WHAT TO PRODUCE: Among the records below, find each line containing the word "imponibile" and copy it.

**********

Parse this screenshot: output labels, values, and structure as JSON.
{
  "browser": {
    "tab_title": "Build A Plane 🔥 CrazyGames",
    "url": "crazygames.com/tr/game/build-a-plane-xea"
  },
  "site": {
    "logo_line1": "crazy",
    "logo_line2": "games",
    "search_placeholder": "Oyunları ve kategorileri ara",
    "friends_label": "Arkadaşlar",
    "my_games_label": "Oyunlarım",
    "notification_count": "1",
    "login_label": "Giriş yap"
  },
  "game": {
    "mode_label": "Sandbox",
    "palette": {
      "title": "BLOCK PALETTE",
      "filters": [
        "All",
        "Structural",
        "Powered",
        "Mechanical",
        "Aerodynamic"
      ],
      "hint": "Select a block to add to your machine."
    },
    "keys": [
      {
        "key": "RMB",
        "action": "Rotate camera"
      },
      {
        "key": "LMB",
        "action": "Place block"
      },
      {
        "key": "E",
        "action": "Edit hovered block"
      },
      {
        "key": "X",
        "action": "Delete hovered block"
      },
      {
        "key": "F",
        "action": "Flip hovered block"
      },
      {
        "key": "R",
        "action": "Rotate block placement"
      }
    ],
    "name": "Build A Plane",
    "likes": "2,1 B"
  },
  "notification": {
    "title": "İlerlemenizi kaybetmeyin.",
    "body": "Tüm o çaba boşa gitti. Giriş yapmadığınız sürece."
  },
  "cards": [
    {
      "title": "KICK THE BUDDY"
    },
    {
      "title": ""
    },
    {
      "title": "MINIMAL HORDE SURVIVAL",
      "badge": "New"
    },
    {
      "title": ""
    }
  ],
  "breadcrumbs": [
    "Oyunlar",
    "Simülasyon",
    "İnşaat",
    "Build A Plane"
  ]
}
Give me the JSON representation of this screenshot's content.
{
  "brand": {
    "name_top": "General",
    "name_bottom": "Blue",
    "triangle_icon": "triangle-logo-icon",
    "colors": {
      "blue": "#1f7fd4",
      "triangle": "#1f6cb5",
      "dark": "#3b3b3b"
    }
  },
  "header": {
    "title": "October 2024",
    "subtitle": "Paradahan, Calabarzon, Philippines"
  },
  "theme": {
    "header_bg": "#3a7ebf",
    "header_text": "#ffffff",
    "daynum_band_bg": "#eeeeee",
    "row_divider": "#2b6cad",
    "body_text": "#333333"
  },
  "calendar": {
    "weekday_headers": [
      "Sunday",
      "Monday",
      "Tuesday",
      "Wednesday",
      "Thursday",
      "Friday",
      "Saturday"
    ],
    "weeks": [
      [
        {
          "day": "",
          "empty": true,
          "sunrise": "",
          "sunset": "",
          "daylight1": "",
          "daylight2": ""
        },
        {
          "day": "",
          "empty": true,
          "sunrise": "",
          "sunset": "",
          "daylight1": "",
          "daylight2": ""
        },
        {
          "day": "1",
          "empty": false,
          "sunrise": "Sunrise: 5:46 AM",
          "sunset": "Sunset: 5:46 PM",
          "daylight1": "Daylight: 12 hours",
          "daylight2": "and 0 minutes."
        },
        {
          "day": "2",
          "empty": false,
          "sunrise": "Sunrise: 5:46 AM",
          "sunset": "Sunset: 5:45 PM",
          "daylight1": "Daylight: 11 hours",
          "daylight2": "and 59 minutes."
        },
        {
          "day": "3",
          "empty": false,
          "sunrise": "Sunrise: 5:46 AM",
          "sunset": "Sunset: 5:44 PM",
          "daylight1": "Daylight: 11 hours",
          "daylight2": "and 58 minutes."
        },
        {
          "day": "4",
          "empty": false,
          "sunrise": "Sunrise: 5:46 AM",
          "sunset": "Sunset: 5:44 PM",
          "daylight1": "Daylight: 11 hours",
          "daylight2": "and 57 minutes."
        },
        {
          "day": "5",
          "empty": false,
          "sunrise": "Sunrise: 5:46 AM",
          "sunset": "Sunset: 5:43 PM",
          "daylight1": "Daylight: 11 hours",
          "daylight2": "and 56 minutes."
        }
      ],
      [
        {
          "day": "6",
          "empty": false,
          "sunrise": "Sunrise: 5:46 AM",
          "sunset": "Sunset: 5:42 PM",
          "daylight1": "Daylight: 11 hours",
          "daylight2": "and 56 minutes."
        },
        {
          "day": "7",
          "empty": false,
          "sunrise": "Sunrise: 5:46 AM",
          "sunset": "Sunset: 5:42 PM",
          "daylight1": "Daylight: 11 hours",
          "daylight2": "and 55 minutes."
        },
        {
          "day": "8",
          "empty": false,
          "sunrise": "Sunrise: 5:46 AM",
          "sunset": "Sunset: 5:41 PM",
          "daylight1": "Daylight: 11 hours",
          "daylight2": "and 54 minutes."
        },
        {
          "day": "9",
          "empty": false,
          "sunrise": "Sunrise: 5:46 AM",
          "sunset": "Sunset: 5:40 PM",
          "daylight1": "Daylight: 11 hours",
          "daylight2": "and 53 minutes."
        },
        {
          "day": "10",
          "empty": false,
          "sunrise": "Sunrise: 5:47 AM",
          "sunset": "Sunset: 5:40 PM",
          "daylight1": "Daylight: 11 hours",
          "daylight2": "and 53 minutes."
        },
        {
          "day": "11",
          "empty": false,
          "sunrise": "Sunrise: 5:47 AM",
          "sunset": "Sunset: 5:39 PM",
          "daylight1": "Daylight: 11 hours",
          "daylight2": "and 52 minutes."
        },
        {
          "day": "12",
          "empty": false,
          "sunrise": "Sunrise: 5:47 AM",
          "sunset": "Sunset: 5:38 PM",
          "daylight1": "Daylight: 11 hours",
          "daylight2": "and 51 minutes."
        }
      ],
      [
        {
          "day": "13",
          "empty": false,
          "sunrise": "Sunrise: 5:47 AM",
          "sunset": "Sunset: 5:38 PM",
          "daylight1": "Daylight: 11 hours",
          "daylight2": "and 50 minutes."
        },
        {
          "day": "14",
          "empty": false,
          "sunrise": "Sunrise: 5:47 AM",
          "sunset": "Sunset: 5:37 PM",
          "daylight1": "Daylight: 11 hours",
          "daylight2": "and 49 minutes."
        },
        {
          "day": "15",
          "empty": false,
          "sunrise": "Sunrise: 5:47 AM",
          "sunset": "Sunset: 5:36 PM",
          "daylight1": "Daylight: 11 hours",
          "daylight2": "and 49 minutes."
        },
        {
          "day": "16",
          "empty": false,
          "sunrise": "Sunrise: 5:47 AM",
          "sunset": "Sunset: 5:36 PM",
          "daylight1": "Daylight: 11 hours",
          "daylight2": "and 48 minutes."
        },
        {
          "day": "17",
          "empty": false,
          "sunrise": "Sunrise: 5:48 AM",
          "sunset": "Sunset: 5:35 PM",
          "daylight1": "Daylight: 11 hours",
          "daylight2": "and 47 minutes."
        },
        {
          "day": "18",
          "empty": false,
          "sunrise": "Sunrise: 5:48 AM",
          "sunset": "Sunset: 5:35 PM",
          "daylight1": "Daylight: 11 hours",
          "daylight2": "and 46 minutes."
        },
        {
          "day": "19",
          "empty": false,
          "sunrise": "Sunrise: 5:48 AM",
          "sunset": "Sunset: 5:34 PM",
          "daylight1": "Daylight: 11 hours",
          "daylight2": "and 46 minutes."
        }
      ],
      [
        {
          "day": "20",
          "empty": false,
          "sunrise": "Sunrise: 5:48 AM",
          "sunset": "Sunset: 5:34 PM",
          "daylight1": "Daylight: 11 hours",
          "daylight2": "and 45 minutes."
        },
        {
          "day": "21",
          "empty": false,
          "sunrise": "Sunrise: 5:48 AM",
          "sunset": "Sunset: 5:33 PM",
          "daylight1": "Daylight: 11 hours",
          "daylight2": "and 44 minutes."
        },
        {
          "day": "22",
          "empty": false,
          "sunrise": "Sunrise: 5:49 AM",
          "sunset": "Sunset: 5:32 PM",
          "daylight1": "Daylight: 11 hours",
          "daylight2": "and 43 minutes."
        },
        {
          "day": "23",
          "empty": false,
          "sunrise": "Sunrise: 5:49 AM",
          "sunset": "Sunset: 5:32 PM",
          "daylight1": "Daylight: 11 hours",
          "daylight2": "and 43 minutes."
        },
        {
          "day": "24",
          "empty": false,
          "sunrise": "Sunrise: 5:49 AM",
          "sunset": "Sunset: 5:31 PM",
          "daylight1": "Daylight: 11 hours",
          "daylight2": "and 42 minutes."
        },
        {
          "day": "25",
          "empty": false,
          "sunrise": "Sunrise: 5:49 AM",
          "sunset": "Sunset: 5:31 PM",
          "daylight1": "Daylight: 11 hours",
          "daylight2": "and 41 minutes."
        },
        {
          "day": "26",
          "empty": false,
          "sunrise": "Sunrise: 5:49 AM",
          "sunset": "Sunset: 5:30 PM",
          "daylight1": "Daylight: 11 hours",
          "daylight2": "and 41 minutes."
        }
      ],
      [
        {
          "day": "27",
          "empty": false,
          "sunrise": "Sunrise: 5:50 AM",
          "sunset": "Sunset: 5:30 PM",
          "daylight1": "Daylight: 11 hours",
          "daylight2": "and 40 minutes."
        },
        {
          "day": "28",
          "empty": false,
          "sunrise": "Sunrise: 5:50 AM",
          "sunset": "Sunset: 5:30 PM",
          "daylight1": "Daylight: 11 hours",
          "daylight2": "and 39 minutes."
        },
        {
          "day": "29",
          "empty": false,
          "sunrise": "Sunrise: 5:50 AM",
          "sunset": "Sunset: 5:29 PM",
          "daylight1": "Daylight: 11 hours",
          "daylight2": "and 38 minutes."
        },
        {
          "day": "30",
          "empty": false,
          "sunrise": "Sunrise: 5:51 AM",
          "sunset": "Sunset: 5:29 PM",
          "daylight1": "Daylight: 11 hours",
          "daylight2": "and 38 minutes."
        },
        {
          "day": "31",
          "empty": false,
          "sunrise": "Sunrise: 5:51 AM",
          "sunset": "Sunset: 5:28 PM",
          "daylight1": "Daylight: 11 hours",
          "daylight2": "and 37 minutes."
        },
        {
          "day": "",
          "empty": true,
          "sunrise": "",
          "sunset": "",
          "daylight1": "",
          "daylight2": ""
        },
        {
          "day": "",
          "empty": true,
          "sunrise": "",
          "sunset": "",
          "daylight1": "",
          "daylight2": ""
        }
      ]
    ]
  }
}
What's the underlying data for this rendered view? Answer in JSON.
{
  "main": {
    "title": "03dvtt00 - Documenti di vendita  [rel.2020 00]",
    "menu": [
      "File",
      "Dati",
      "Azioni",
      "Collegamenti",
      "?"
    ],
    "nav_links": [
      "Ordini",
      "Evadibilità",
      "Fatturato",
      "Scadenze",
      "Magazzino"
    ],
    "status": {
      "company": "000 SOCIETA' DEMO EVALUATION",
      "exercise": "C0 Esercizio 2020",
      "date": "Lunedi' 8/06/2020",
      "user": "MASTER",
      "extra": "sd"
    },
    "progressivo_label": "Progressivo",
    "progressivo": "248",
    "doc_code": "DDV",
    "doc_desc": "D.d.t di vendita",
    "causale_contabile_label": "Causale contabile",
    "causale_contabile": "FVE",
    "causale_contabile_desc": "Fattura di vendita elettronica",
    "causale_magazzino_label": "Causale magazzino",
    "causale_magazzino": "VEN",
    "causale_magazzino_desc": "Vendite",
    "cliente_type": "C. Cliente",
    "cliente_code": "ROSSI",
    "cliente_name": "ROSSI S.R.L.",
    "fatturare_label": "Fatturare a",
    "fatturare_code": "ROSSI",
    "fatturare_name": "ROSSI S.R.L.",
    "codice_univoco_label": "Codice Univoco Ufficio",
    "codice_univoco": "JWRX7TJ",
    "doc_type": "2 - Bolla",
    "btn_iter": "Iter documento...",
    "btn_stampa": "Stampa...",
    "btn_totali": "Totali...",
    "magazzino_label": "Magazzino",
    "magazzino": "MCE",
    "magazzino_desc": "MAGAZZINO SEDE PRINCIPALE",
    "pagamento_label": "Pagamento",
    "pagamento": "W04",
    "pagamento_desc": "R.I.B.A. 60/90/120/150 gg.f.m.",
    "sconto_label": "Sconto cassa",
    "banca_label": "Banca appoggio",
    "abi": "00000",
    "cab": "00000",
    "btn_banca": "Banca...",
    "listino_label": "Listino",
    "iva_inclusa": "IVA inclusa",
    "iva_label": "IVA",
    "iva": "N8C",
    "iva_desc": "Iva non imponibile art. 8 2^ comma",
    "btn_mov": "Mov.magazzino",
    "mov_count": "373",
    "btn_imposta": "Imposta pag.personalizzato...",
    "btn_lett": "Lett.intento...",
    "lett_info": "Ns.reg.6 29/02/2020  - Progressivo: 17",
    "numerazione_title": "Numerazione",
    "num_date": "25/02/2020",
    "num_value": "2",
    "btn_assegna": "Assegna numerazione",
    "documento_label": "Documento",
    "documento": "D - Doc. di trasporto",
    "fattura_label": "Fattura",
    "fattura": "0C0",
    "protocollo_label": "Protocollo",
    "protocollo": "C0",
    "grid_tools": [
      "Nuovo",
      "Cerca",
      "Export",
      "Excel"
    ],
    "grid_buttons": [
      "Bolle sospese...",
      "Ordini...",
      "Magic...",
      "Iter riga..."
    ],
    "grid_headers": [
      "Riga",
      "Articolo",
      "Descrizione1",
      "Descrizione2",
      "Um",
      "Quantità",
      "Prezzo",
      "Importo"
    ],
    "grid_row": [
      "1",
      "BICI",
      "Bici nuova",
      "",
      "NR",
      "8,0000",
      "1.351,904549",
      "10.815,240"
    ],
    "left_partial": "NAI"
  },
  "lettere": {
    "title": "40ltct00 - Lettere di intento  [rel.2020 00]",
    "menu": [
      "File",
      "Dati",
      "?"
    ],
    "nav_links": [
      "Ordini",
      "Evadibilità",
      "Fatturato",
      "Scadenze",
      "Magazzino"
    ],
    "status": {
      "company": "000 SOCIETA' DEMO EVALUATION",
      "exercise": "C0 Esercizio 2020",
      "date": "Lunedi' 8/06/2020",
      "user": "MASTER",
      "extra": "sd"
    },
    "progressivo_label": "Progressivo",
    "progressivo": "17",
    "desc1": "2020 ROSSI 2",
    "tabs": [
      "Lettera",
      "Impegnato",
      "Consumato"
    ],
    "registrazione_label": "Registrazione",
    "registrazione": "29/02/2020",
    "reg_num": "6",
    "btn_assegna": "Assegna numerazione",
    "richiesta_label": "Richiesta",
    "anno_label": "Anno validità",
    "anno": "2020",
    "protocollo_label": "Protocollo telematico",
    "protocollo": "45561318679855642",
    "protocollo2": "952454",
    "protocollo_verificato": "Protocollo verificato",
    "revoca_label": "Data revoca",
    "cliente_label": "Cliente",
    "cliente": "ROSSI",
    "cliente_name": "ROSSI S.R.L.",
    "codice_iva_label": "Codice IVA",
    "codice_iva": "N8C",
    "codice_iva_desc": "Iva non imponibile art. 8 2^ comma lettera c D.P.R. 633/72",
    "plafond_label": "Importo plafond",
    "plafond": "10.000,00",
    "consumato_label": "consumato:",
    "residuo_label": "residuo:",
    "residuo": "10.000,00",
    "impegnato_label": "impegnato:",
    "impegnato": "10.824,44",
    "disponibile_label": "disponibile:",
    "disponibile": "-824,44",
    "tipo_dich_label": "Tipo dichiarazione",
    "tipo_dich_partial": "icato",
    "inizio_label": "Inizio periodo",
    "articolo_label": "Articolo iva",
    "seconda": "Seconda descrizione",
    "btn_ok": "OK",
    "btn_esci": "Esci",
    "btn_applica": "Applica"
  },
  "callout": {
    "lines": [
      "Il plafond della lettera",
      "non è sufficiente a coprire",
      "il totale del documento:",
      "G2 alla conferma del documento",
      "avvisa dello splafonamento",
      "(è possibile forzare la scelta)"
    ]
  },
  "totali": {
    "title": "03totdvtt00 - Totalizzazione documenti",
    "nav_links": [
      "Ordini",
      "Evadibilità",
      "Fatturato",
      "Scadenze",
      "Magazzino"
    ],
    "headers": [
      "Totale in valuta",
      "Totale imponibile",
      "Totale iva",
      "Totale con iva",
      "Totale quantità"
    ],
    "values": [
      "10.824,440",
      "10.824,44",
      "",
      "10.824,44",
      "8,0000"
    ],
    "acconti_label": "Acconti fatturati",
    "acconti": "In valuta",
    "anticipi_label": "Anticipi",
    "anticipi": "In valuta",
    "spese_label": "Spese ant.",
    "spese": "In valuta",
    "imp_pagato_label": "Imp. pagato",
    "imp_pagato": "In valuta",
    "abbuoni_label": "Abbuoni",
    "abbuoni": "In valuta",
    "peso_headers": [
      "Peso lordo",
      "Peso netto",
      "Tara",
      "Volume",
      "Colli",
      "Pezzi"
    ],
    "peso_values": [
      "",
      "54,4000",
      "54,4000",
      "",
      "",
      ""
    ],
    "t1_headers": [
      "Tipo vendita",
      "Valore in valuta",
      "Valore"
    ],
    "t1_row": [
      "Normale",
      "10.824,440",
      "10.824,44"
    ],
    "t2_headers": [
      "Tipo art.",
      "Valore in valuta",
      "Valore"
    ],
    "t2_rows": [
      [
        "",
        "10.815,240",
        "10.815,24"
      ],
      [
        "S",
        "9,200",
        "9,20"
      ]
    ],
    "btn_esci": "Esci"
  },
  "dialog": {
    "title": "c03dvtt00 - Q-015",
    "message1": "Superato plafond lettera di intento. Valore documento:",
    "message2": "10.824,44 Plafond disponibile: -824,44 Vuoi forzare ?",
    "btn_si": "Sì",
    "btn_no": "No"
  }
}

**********

REPLY TO THE TASK:
    "iva_desc": "Iva non imponibile art. 8 2^ comma",
    "codice_iva_desc": "Iva non imponibile art. 8 2^ comma lettera c D.P.R. 633/72",
      "Totale imponibile",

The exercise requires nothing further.